TRY IT
Each line of the records containing "name" is to be copied out and returned.

RECORDS PROVIDED

----------

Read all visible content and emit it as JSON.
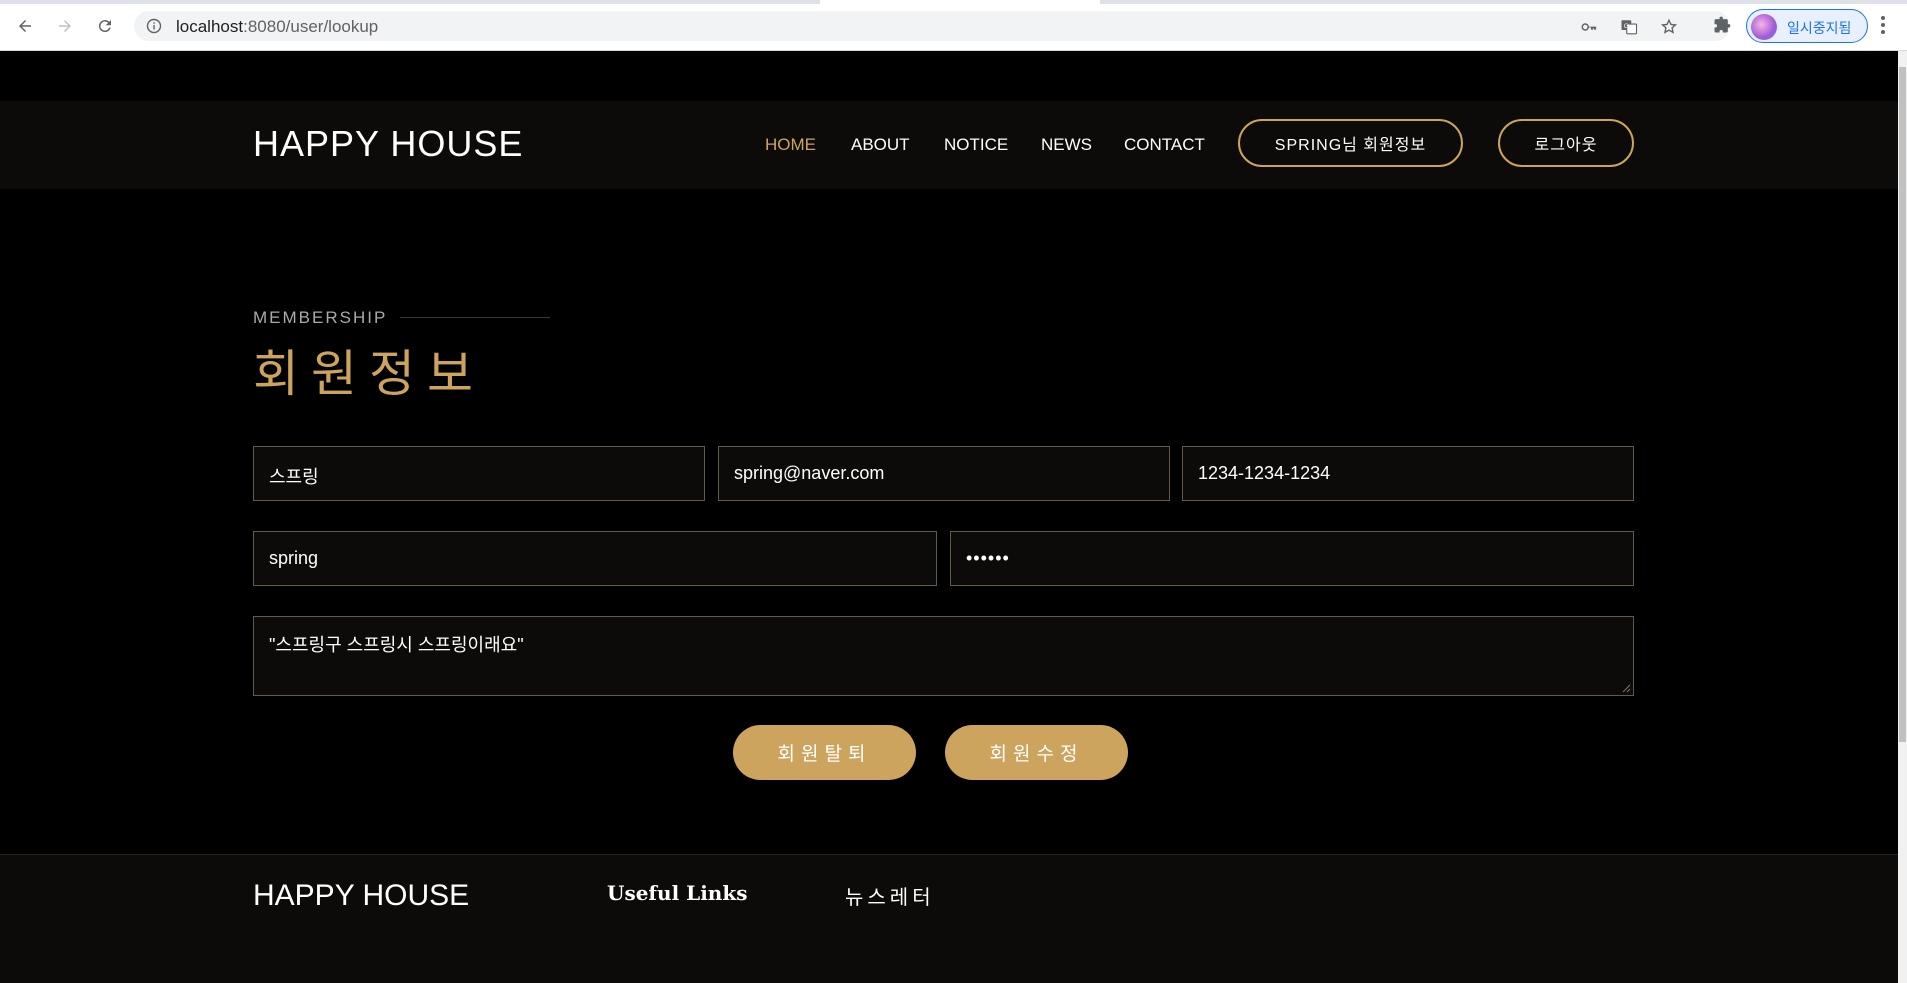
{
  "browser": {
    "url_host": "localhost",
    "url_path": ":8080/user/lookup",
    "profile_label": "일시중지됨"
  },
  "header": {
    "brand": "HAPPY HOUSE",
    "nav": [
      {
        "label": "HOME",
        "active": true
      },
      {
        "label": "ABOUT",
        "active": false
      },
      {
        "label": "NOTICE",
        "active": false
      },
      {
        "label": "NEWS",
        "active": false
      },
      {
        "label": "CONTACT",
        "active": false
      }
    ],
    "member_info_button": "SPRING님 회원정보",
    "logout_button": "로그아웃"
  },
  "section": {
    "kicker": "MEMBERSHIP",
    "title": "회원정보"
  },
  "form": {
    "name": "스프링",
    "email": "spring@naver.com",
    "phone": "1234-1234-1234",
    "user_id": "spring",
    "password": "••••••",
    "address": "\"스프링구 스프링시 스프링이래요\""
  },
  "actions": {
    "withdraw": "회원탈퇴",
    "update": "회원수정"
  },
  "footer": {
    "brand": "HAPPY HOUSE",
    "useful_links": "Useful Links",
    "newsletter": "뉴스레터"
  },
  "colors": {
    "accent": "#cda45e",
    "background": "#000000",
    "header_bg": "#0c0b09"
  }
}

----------

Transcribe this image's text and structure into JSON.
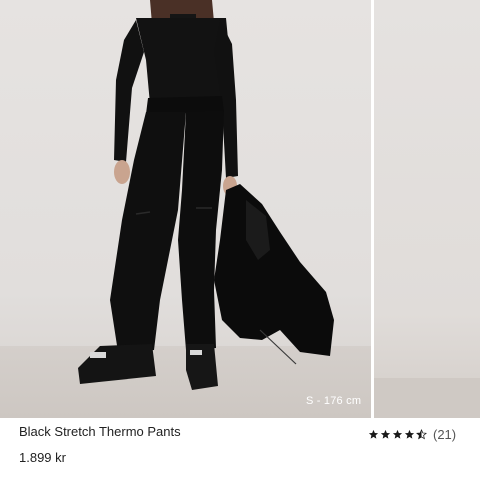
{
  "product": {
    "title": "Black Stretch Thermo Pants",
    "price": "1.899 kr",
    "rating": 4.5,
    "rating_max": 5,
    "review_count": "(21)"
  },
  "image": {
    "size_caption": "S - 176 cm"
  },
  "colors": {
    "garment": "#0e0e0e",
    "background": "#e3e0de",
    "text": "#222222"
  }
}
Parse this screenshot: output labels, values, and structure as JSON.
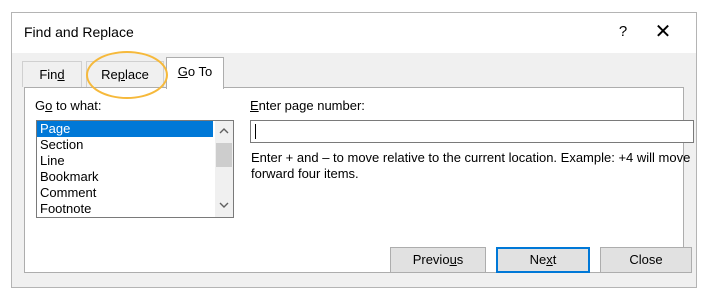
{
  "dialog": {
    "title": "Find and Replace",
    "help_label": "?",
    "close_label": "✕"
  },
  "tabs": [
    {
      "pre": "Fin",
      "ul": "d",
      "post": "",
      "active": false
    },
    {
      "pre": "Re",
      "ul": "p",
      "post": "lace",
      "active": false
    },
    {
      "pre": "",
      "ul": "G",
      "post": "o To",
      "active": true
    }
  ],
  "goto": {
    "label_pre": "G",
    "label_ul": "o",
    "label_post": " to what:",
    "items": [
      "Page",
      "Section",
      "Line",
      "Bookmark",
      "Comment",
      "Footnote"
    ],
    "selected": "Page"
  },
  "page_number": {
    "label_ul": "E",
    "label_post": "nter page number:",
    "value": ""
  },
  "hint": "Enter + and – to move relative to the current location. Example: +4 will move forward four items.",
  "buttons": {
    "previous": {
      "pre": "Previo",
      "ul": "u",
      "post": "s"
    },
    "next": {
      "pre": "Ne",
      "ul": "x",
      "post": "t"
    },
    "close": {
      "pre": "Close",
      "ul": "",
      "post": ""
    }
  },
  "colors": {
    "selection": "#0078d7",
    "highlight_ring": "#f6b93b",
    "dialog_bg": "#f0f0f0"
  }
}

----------

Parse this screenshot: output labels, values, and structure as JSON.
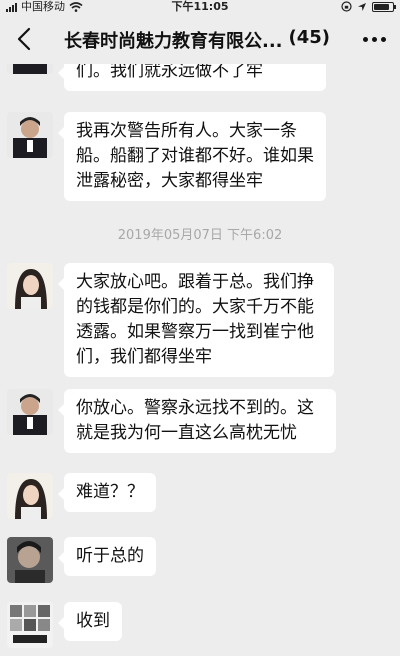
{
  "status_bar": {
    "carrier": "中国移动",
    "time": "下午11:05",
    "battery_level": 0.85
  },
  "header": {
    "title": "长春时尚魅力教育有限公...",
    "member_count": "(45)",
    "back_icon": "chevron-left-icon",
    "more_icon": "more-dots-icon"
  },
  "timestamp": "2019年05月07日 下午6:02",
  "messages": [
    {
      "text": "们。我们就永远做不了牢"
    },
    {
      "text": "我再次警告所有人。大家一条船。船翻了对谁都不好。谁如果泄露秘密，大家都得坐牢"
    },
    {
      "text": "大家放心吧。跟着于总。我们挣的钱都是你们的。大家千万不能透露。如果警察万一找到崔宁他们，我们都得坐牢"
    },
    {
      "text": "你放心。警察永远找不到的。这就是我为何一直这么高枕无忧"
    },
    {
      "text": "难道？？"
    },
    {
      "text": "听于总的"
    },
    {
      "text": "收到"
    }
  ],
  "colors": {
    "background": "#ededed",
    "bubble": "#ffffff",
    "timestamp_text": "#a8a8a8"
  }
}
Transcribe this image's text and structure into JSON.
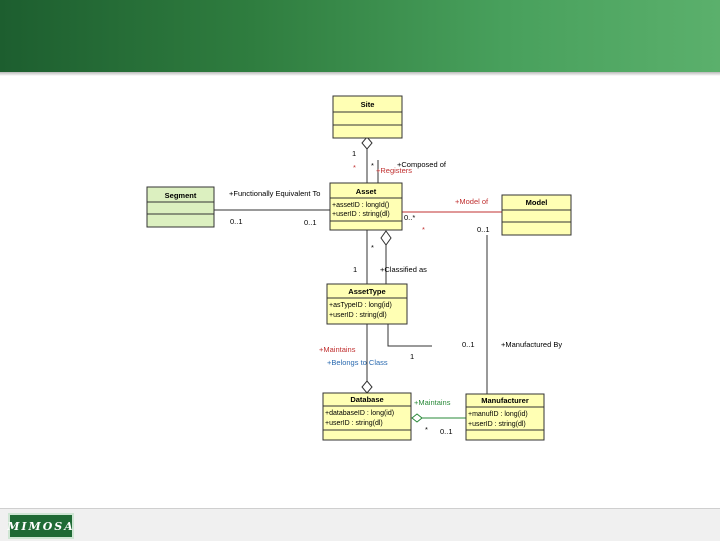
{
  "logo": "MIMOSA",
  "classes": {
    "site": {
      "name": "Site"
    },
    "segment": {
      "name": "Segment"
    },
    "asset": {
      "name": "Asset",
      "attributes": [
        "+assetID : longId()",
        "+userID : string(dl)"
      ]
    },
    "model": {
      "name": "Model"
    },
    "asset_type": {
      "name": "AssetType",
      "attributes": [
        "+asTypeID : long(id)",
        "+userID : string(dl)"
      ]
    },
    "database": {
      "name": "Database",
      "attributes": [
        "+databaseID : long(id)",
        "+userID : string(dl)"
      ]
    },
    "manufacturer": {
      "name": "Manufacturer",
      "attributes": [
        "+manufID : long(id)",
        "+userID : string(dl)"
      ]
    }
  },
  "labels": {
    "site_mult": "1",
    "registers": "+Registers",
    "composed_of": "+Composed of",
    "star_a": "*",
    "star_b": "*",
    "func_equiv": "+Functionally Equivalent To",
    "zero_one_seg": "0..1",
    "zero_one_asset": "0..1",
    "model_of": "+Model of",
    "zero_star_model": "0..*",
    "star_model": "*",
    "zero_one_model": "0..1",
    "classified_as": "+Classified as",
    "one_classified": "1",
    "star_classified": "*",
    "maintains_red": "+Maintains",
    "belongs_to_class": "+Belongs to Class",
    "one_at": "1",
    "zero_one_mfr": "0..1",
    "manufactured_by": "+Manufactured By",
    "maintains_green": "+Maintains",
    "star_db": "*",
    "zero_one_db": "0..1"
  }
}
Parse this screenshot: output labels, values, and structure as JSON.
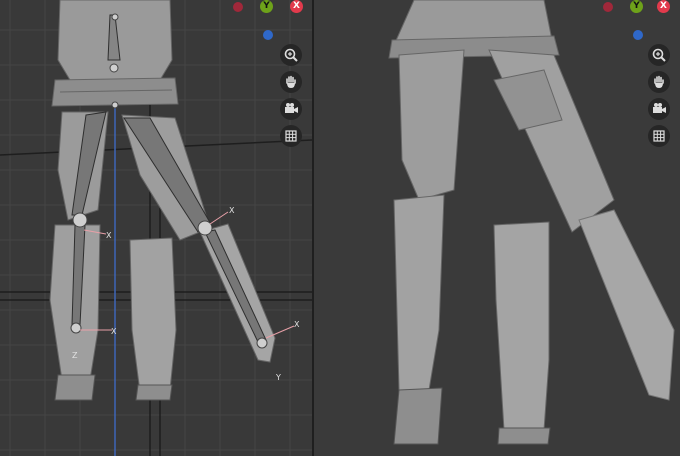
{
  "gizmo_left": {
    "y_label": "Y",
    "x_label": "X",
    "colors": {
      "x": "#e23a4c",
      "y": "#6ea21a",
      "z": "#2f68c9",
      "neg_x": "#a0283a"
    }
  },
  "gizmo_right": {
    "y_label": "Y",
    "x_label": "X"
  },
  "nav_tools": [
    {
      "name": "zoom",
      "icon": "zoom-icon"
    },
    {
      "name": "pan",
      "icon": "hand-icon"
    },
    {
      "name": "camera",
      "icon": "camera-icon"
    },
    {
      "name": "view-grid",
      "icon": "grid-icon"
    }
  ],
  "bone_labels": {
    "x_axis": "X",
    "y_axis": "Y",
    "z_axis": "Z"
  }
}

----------

OUTPUT FOR THIS EXERCISE
    "name": "스프링",
      "name": "Site"
      "name": "Segment"
      "name": "Asset",
      "name": "Model"
      "name": "AssetType",
      "name": "Database",
      "name": "Manufacturer",
      "name": "zoom",
      "name": "pan",
      "name": "camera",
      "name": "view-grid",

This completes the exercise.